::: Supplied records

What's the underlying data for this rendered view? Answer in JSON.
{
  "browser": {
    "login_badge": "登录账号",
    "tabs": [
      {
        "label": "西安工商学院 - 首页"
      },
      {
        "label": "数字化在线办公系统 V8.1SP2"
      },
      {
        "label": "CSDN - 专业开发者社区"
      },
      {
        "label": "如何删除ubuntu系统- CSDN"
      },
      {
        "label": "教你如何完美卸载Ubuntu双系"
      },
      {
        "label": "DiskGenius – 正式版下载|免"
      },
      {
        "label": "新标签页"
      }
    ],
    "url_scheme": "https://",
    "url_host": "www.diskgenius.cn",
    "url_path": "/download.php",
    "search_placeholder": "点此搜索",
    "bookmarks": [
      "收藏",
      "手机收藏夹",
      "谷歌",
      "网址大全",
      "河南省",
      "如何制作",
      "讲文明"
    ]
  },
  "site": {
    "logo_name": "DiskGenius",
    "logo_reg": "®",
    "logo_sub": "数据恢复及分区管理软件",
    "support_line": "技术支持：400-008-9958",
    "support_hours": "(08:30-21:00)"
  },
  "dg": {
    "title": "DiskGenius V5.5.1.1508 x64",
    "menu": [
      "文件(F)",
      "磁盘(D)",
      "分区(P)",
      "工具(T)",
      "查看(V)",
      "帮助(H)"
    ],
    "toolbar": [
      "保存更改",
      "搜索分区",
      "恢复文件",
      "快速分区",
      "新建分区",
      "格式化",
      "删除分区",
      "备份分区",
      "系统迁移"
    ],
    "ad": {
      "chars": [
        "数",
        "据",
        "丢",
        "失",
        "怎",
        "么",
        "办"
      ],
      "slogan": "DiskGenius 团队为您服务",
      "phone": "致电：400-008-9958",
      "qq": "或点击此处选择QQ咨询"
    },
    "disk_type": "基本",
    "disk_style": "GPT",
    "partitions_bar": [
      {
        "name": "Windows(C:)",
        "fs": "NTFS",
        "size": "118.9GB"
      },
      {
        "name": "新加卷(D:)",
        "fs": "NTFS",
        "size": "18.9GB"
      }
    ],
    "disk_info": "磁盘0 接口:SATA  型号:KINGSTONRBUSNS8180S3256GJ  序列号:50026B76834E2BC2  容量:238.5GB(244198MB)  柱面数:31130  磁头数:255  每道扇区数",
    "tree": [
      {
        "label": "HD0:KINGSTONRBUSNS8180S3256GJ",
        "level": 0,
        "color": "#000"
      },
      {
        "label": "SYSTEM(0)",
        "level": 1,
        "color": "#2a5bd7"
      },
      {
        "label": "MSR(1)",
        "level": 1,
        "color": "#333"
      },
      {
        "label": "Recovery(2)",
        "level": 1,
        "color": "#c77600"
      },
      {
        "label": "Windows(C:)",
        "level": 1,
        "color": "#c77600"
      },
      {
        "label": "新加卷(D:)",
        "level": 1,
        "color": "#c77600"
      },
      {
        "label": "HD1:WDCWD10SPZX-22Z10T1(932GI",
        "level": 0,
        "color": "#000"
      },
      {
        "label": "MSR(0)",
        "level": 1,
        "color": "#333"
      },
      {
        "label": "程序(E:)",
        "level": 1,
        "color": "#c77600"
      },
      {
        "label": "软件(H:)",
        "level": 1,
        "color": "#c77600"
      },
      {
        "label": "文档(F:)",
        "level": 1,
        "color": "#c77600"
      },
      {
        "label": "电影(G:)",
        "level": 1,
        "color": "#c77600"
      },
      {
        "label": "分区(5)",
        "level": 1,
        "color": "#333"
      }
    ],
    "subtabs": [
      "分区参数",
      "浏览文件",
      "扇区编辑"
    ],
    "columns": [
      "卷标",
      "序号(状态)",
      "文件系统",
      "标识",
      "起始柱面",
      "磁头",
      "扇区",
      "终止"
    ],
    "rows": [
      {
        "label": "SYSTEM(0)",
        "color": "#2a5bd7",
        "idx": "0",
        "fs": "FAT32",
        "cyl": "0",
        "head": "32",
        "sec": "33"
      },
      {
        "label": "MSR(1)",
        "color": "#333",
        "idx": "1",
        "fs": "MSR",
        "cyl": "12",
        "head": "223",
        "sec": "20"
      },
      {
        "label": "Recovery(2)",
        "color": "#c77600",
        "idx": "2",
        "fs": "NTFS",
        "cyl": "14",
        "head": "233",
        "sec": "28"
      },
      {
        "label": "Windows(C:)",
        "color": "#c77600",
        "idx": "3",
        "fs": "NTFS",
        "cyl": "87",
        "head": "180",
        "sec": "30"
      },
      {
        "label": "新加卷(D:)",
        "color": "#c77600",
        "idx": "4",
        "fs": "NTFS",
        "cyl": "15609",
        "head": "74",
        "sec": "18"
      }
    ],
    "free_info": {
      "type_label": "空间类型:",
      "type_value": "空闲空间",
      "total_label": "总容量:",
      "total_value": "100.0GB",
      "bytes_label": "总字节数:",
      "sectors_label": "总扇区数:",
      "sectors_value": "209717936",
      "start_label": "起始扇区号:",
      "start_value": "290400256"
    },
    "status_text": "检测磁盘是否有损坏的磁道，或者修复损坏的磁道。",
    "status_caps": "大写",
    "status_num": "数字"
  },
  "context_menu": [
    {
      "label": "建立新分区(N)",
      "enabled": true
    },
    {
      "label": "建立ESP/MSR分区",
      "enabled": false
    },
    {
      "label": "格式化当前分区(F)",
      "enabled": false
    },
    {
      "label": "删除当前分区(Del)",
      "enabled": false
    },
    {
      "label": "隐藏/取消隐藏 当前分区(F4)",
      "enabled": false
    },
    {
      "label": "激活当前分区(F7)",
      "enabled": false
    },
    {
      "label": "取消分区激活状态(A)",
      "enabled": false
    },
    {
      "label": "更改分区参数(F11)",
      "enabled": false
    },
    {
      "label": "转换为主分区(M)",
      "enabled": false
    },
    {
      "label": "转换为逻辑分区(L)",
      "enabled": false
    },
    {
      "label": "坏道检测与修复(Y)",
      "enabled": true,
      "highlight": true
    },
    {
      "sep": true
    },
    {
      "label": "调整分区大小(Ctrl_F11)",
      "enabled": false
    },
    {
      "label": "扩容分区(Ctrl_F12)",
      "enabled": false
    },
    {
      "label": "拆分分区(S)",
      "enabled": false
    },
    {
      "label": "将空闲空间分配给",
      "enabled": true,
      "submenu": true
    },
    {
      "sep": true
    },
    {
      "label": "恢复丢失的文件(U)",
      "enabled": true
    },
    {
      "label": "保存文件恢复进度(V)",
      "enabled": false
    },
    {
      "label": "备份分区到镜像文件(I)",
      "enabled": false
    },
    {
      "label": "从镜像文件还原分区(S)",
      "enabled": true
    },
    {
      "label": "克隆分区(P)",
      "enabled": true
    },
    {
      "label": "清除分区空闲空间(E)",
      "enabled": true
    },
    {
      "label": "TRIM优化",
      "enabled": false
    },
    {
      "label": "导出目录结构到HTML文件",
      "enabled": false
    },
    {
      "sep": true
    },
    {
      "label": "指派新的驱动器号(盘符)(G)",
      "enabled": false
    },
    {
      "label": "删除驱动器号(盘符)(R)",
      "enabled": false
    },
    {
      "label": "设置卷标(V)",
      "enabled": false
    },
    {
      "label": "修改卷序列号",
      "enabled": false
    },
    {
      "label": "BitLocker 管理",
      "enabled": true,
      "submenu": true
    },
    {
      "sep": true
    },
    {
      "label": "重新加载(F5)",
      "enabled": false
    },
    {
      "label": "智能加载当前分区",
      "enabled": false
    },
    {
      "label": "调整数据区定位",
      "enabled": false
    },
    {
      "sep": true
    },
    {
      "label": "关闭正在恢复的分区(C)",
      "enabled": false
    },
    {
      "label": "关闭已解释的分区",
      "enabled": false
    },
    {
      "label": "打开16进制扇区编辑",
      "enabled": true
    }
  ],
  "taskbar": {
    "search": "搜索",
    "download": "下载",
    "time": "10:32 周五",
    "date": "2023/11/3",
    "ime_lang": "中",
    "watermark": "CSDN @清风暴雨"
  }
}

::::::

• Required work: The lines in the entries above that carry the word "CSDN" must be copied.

• Output for this exercise:
        "label": "CSDN - 专业开发者社区"
        "label": "如何删除ubuntu系统- CSDN"
    "watermark": "CSDN @清风暴雨"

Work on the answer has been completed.